▶ _Problem to work on_: Every line with the string "message" should be copied from the data.

▶ _Data to process_:
- - -

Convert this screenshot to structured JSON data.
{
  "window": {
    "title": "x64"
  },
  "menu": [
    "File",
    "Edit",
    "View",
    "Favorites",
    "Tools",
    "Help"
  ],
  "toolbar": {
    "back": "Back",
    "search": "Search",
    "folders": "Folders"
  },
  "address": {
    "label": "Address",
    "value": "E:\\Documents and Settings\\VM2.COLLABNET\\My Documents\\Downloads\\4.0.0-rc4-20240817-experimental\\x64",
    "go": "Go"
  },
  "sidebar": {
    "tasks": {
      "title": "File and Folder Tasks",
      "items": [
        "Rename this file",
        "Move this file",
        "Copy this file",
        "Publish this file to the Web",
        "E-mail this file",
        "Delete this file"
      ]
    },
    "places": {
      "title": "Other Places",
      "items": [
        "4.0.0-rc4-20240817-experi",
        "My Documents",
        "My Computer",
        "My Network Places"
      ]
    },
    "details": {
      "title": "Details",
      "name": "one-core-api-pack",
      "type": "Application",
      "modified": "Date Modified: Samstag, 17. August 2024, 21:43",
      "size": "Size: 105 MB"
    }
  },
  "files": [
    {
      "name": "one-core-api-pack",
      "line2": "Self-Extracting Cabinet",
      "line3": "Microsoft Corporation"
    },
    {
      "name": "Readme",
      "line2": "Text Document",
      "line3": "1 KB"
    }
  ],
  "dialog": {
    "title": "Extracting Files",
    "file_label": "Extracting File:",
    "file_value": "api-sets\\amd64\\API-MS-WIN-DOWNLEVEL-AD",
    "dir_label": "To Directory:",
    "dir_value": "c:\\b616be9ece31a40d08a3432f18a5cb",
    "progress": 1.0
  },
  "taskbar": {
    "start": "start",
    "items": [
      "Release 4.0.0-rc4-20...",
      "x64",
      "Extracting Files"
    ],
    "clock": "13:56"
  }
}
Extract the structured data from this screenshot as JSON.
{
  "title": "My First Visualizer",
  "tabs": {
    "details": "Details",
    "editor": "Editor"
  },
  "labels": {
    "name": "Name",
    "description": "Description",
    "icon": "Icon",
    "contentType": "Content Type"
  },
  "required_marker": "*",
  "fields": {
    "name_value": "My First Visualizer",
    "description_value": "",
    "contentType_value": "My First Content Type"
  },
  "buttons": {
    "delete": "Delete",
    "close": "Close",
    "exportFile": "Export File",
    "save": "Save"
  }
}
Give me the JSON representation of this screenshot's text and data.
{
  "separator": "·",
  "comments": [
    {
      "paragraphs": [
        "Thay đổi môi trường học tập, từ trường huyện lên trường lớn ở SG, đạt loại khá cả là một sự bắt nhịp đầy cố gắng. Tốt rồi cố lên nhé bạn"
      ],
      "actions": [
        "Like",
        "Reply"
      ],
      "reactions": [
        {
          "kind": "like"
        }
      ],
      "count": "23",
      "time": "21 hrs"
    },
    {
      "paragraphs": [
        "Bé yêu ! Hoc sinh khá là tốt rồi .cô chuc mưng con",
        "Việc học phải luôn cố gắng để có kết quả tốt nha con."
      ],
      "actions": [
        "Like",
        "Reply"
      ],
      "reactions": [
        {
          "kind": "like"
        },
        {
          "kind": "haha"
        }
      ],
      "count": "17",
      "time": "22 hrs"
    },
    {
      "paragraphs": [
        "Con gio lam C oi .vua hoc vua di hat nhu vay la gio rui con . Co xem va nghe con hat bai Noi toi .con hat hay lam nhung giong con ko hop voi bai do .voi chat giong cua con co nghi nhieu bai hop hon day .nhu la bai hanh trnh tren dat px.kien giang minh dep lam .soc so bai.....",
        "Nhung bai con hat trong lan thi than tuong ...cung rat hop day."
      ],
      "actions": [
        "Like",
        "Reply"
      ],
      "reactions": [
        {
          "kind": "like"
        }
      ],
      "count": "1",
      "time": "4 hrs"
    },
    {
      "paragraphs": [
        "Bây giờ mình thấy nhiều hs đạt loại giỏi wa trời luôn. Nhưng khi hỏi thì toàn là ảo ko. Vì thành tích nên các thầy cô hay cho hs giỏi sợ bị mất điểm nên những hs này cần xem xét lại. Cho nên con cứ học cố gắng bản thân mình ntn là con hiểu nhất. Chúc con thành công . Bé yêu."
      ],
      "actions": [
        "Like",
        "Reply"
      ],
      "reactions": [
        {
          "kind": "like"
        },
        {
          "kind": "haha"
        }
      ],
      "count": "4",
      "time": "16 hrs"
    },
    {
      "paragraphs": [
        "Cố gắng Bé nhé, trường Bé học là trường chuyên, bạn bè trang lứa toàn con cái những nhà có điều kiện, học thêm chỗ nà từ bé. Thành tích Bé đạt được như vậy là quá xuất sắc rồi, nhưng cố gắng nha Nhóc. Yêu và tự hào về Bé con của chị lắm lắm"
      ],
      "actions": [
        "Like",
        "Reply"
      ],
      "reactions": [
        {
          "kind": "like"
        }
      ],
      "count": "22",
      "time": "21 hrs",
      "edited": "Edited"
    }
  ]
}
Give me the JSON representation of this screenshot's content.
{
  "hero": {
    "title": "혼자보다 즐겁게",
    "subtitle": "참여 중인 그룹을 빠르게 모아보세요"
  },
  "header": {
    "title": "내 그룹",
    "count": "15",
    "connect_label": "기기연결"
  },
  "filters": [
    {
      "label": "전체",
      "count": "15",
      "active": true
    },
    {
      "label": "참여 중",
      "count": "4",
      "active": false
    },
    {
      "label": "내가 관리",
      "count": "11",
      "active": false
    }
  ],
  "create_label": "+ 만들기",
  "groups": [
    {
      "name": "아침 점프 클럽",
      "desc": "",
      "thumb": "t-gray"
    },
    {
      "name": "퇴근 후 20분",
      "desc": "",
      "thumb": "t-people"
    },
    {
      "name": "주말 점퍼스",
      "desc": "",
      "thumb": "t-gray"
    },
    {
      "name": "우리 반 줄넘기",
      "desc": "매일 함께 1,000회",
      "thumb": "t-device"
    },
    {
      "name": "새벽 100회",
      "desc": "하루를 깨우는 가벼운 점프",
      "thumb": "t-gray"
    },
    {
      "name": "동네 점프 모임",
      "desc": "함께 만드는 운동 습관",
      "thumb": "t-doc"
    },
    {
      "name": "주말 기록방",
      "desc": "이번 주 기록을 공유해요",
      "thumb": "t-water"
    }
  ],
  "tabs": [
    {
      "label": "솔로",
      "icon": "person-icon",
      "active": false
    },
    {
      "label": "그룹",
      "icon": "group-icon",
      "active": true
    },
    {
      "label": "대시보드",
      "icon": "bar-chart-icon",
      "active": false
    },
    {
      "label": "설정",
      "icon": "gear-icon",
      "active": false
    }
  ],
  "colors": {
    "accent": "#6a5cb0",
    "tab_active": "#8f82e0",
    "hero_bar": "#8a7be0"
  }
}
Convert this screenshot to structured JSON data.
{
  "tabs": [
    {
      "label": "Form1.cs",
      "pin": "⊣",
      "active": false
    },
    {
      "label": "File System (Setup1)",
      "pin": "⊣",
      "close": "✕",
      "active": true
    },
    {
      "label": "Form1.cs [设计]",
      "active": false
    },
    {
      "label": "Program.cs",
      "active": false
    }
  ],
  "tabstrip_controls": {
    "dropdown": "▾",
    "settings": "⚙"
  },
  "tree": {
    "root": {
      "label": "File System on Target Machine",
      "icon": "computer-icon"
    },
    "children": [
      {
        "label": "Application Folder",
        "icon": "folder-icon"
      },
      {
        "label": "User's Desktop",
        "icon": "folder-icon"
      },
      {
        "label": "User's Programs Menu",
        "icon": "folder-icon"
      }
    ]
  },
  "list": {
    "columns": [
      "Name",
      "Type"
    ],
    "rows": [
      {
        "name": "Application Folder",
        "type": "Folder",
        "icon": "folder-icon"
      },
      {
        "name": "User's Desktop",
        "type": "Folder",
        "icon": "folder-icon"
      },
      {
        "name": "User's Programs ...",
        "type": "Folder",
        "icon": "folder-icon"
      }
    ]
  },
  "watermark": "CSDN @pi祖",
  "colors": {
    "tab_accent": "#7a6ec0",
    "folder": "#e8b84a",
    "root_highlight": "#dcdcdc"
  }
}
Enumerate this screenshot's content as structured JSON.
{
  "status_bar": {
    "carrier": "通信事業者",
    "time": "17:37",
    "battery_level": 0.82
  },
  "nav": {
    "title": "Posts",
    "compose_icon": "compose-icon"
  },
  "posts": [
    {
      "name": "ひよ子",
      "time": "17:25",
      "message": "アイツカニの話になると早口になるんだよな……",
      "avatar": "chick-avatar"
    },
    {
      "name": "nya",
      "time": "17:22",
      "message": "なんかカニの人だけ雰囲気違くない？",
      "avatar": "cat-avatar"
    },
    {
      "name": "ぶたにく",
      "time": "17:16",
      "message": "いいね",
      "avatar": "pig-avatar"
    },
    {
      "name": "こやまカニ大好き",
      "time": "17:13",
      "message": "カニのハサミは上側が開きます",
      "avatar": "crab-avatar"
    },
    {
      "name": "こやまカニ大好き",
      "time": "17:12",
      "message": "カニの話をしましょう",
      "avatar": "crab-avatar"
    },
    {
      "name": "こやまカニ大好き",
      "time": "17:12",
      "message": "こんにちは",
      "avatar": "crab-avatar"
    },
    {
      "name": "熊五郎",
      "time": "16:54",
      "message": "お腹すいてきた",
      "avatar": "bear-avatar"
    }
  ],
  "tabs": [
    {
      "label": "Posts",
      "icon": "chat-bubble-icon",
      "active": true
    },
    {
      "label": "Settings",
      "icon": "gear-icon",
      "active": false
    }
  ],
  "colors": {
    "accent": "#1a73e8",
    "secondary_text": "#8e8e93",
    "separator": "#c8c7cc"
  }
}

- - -

▶ _The completed task_:
      "message": "アイツカニの話になると早口になるんだよな……",
      "message": "なんかカニの人だけ雰囲気違くない？",
      "message": "いいね",
      "message": "カニのハサミは上側が開きます",
      "message": "カニの話をしましょう",
      "message": "こんにちは",
      "message": "お腹すいてきた",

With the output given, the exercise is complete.